Here's a short answer to your question, if you have a table saw, yes you can make the cut, and a lot cheaper, for about $20.00 you can biuld this fixture that will enable you (or whom ever lends you his TS)to produce ilimited amounts of the moulding:
The fixture referred to is a nice idea, but you can still do the job by just clamping a fence at the angle to the blade that you need to make the cut. Determine the angle by sighting over the blade at an angle, clamp the fence in place, and push your piece through.

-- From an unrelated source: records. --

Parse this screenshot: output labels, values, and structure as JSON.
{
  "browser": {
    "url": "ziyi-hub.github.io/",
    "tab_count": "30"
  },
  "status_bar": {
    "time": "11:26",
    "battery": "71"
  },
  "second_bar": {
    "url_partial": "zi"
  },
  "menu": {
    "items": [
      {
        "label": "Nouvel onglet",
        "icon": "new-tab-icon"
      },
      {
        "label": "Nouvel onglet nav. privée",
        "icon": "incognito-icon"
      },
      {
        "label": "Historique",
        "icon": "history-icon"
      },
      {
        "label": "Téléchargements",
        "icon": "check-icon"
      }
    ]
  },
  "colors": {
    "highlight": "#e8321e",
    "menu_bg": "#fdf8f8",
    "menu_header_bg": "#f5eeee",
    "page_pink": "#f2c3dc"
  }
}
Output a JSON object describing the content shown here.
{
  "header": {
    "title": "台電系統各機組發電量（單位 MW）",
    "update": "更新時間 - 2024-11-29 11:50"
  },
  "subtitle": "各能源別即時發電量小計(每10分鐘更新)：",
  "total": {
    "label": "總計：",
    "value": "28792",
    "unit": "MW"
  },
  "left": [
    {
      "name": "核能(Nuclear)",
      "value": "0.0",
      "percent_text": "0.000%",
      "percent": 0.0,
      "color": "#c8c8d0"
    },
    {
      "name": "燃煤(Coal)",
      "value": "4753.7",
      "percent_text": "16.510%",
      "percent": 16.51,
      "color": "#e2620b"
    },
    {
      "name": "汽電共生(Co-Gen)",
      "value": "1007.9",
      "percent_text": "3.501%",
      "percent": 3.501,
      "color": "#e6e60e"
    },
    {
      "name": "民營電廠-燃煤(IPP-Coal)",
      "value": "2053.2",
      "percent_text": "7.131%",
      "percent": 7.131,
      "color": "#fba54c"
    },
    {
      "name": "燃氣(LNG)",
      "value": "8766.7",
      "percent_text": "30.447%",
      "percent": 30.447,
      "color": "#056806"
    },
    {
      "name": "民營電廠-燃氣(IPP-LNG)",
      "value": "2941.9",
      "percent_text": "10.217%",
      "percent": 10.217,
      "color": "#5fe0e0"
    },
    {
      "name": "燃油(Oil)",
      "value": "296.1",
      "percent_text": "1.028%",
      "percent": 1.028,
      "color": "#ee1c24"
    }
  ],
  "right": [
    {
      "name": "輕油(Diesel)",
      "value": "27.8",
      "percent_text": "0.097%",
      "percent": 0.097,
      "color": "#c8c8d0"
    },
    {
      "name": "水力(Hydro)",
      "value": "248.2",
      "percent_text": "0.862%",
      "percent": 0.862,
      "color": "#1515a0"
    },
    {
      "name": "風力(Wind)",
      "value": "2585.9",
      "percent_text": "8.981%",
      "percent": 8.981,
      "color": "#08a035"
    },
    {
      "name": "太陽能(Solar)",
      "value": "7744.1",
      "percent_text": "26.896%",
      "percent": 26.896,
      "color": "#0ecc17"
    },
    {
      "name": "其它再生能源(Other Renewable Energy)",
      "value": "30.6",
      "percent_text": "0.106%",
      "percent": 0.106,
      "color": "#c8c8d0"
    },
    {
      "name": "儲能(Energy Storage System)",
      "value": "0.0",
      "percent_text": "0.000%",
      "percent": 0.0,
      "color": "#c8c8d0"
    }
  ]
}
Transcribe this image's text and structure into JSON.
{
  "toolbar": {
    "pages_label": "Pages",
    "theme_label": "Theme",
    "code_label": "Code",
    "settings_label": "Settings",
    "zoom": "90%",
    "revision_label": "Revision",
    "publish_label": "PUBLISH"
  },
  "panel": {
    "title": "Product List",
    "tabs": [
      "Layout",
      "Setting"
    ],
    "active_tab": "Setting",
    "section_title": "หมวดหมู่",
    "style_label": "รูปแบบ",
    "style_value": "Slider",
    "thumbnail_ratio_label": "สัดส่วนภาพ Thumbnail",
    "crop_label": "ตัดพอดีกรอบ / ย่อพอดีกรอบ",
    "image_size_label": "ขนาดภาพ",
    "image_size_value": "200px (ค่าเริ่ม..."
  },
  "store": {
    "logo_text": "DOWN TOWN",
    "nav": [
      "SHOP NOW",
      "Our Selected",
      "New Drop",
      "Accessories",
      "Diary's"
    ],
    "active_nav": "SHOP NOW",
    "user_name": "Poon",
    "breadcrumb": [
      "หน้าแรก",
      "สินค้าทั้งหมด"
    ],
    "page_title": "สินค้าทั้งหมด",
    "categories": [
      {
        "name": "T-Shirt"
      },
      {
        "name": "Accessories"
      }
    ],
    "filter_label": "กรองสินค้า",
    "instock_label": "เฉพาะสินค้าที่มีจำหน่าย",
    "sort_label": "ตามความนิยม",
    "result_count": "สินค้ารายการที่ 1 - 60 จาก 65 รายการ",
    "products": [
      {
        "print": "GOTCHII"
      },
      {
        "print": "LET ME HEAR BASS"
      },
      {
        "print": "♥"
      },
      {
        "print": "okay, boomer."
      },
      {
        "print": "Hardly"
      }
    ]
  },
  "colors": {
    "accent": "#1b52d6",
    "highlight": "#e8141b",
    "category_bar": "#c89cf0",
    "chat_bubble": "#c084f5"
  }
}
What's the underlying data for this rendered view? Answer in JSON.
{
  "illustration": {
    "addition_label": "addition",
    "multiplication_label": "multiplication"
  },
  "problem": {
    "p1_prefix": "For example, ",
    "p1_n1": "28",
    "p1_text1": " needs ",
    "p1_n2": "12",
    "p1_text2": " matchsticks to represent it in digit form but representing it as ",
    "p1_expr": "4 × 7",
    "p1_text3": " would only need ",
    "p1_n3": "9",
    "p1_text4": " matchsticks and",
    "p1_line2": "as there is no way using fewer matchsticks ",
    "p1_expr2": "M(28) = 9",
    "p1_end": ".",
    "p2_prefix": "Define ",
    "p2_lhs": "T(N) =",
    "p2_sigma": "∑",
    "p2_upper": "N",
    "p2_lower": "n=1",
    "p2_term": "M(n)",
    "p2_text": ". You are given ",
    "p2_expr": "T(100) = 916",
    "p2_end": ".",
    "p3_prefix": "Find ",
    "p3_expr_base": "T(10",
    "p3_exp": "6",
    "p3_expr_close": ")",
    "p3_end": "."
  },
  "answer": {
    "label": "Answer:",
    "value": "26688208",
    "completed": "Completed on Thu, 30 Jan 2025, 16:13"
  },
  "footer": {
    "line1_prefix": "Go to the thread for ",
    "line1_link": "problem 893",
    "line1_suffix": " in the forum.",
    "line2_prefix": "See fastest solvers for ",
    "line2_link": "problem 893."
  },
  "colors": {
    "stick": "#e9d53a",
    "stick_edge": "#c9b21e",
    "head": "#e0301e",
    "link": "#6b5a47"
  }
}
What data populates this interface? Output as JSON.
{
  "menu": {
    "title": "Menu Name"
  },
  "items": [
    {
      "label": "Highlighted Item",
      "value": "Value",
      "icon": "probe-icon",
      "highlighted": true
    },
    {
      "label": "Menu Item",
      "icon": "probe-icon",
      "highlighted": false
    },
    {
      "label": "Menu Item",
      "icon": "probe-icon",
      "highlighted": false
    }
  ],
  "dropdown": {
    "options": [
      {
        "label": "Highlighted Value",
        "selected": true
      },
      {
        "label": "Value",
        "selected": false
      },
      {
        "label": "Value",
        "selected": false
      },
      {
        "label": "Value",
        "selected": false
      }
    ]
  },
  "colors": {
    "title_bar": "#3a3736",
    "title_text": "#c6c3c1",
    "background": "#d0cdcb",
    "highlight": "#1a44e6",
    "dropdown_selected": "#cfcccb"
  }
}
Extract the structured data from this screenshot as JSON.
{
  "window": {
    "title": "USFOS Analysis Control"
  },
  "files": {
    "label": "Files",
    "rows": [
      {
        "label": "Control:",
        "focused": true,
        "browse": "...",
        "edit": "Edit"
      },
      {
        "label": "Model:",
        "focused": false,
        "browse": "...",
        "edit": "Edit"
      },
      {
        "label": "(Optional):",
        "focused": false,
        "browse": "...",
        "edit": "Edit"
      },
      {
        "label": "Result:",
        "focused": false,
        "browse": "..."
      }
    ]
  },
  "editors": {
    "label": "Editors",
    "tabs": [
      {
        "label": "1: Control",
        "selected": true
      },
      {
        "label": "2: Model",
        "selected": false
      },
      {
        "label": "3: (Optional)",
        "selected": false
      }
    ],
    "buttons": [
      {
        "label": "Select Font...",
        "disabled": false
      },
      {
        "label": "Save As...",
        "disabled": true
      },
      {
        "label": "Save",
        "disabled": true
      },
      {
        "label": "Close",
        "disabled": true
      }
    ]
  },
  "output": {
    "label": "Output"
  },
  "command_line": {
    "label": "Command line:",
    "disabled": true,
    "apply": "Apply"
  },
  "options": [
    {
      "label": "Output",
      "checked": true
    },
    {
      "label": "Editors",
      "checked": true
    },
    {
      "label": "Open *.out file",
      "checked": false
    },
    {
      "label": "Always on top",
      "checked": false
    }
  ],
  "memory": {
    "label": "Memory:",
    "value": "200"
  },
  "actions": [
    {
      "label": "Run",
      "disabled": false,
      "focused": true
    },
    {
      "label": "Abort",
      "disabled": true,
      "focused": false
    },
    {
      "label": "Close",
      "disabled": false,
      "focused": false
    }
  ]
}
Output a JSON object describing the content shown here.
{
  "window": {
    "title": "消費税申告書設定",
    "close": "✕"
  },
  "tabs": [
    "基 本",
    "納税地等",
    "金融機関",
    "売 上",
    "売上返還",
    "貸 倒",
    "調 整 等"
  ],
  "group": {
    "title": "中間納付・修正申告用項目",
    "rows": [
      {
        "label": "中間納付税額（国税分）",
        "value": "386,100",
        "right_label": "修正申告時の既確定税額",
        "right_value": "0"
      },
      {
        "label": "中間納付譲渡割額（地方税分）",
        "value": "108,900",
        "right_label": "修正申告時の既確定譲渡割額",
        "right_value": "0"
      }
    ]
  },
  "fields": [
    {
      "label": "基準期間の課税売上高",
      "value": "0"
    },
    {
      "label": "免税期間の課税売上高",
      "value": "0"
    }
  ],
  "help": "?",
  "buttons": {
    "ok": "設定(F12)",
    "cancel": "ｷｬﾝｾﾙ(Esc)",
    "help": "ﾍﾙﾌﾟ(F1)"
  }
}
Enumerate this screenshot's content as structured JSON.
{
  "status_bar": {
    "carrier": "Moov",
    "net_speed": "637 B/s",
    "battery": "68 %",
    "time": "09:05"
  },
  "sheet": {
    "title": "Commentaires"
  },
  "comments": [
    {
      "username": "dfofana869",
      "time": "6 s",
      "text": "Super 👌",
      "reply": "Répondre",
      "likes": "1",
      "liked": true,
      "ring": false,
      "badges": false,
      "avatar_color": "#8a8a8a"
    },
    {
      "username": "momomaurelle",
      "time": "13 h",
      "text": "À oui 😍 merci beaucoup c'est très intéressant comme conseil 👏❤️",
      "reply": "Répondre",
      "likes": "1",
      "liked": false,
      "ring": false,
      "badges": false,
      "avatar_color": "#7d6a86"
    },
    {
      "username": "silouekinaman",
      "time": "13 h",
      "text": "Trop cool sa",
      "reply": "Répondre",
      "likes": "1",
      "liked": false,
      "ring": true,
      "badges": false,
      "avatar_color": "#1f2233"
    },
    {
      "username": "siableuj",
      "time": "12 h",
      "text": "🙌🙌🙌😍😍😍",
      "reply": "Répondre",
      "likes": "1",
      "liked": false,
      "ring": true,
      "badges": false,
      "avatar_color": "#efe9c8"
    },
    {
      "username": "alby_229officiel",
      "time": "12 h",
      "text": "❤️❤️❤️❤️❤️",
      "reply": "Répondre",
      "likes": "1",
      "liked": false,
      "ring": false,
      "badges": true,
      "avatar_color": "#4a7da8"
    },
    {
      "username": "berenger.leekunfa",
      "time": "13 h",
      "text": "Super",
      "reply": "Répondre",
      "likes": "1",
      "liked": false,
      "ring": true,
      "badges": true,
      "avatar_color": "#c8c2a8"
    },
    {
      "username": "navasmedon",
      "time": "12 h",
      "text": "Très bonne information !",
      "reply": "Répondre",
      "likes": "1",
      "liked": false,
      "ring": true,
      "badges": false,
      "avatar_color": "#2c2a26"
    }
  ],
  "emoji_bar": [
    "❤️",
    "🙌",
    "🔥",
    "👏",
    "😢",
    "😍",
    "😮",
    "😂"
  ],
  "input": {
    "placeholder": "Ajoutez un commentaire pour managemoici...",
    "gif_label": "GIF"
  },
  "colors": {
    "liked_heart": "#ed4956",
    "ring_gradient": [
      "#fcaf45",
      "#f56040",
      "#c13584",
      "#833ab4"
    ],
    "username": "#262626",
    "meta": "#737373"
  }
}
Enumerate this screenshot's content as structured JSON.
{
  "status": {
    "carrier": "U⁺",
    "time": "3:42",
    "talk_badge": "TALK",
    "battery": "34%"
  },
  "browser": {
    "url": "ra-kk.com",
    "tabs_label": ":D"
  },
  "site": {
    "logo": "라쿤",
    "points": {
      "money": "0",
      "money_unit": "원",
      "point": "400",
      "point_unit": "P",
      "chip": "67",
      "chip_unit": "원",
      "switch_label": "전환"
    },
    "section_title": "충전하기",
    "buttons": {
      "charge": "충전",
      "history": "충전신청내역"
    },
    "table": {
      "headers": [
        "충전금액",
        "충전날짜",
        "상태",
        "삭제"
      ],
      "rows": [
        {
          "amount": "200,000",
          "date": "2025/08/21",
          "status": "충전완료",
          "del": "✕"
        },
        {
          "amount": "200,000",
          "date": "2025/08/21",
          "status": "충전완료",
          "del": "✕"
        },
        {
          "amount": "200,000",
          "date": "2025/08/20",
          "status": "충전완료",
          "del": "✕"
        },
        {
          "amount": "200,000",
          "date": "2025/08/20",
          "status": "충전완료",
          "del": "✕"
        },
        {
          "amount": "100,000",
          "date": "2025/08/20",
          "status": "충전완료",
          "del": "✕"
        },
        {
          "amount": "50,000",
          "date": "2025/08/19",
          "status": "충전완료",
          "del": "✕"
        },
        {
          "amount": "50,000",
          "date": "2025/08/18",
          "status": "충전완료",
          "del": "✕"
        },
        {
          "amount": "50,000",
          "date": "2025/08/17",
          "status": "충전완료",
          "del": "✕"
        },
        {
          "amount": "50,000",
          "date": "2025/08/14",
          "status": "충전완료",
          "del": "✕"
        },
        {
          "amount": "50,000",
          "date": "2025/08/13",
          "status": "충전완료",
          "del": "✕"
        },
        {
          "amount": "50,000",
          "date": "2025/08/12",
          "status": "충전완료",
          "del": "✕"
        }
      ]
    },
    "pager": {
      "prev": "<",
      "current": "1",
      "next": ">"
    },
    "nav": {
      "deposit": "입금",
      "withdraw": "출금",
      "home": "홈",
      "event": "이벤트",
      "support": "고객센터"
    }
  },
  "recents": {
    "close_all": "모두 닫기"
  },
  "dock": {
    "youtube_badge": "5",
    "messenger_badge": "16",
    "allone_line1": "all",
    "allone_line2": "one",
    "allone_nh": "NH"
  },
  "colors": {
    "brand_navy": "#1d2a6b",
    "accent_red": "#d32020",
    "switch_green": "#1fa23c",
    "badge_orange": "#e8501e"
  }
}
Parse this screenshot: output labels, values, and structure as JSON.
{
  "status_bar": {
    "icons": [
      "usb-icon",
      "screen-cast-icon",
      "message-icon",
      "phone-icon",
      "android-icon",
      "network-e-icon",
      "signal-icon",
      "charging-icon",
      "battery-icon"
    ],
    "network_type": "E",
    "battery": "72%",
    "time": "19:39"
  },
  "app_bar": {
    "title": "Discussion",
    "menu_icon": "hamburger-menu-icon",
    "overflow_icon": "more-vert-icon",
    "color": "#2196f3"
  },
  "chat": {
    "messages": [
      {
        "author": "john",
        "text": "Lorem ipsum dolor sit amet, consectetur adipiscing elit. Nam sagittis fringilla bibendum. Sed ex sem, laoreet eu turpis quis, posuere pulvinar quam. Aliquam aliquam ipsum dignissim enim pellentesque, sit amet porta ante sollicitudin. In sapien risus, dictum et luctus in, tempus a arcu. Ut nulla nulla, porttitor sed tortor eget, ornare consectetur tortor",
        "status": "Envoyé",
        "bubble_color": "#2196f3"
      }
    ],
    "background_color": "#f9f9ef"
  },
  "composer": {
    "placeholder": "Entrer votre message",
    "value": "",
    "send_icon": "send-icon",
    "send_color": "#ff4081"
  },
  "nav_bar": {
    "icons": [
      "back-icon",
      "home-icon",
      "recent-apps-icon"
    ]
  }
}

However, you can determine the angle also by taking the width of the cove you want, put two boards in parallel, spaced by this same width (and clamp them at this parallel position). Then, raise your blade to the height that gives you the right depth. Put the parallel boards over the blade and twist until the front and back of the blade touch each side of the parallel pieces. That's the angle you want, so put the fence at that angle, spaced away from the blade but the amount of the edge next to your cove.
Then, lower the blade and take multiple passes with your piece, raising the blade each pass until you get the depth you want. Speed of your feed will determine the "smoothness" and the amount of sanding you need to do.
I've seen this cut done somewhere on the tube. As I recall the curve of the concave cove is controled by the angle of attack at the saw blade. Also, the big trick is to go easy on the cut depth. Some say 1/8" but if you do the last couple of cuts at 1/16 or 1/32 there will be less sanding. You should measure and record the layout of your fence angle so that it can be repeated. Measure from the side of the table and along the edge to the cut side of the fence. Do this on both the front and back of the table. The next time that you have to cut a cove, the set up will be in seconds w/o the need for a dozen trial cuts.
I made the cut for the first time just before x-mas the way smjsimpson describes and the technique worked well for me and was safe. I wonder if the blade matters much. I used a 40 tooth blade with alternate tooth bevel. The cut turned out well but I wound up with more sanding work than I would have liked. I only have the one blade so it was still acceptable. Is there a better blade for this kind of work?
...I would consider use of a router. I believe they make cove molding bits (e.g., MLCS) up to a width of about 3 inches. If your width is greater than that, consider making two identical halves (either with the cove bit or a large panel-raiser) and gluing them together.
Also, somewhere in the WW mags for the past year I remember seeing a router cradle-like jig to cut out dish shapes.
I have admitted that I don't use a router as much as most other woodworkers, Comes from having a bad experience with routers and bits early in my woodworking. Thanks Sears.
But using a router to cut that type of cove seems to be a lot more work than using a Table saw. I use routers for tasks that they are very good for. Edging dado's and the like. I have used them for both mortice and tenon cuts with good results, but swinging large bits to cut a molding is not something I would like to do with a router. Even with my shaper and panel raising bits it scares the **** out of me and I only do it when I have to.
Setting up an fence with a couple of clamps to the table saw and raising the blade a few times as you pass the wood across the blade is easy and much safer in my opinion
How about an "old" hand plane? Of course this depends on how much sweat you want to put into this cut. You can find these former tools of choice at antique stores. Instead of producing dust, you produce nice shavings with hand planes.
If you really want to get "old school" you can make the plane yourself to fit the cut! Most of these planes were made out of boxwood.
The choice is up to you. There are at least 10 ways to solve any
Just a word of caution: if you opt for the 3" cove bit for your router, make sure you use a 3HP router with it.
The table saw idea is probably the easiest. But note: using a smaller diameter blade will result in a more circular channel (in cross-section). The larger the blade, the less "skew" is the feed, which leads to a more elliptical cut. I don't know how noticible a difference there is between an 8" and 10" blade, or even if you need the cut to be circular, but it might be important to you.
Just yesterday, we used clamps after glue simply to take the bow out of the wood we were using, and it straightened everything out for us. Usually though, any time you lay up a project the clamps are...